To answer the question: yes, it is likely to be a little slower, all else being equal. Some things that used to be variables (including functions) are now going to be object attributes, and
self.foo is always going to be slightly slower than
foo regardless of whether
foo was a global or local originally. (Local variables are accessed by index, and globals by name, but an attribute lookup on an object is either a local or a global lookup, plus an additional lookup by name for the attribute, possibly in multiple places.) Calling a method is also slightly slower than calling a function -- not only is it slower to get the attribute, it is also slower to make the call, because a method is a wrapper object that calls the function you wrote, adding an extra function call overhead.
Will this be noticeable? Usually not. In rare cases it might be, say if you are accessing an object attribute a lot (thousands or millions of times) in a particular method. But in that case you can just assign
self.foo to a local variable
foo at the top of the method, and reference it by the local name throughout, to regain 99.44% of the local variable's performance advantage.
Beyond that there will be some overhead for allocating memory for instances that you probably didn't have before, but unless you are constantly creating and destroying instances, this is likely a one-time cost.
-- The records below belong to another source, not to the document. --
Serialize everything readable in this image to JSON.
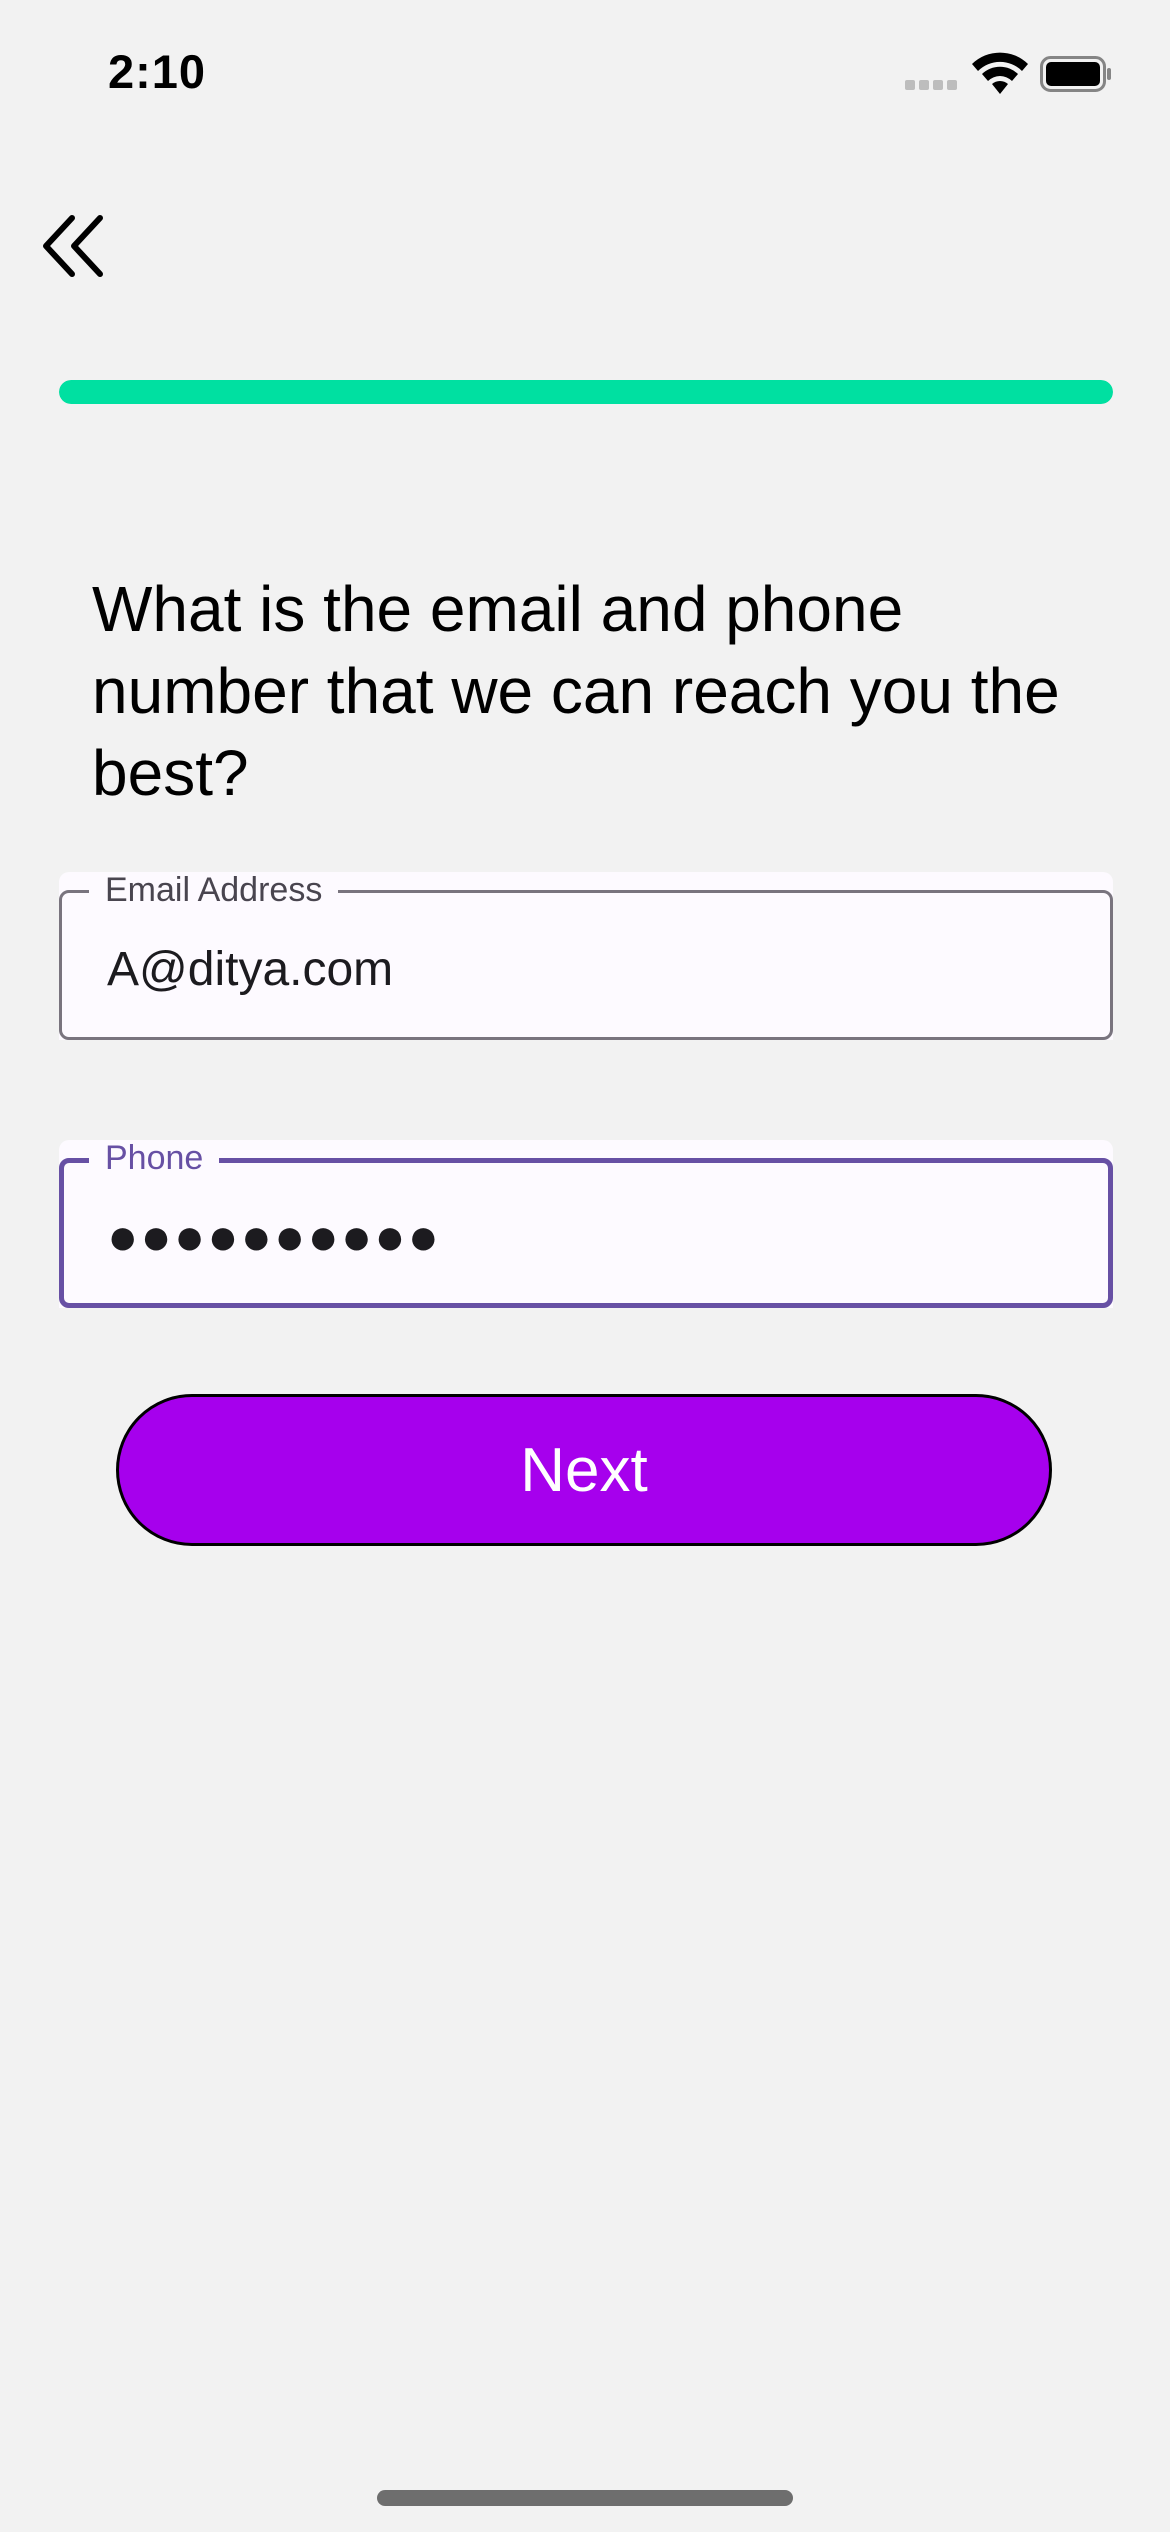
{
  "status_bar": {
    "time": "2:10",
    "icons": [
      "cellular-signal-icon",
      "wifi-icon",
      "battery-icon"
    ]
  },
  "nav": {
    "back_icon": "double-chevron-left-icon"
  },
  "progress": {
    "value": 1.0,
    "color": "#00e0a1"
  },
  "question": {
    "text": "What is the email and phone number that we can reach you the best?"
  },
  "form": {
    "email": {
      "label": "Email Address",
      "value": "A@ditya.com"
    },
    "phone": {
      "label": "Phone",
      "value": "●●●●●●●●●●",
      "focused": true
    }
  },
  "next_button": {
    "label": "Next",
    "color": "#a600ed"
  }
}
In short: there will be a likely-minor performance hit, and where the performance hit is more than minor, it is easy to mitigate. On the other hand, you could save hours in writing and maintaining the code, assuming your problem lends itself to an object-oriented solution. And saving time is likely why you're using a language like Python to begin with.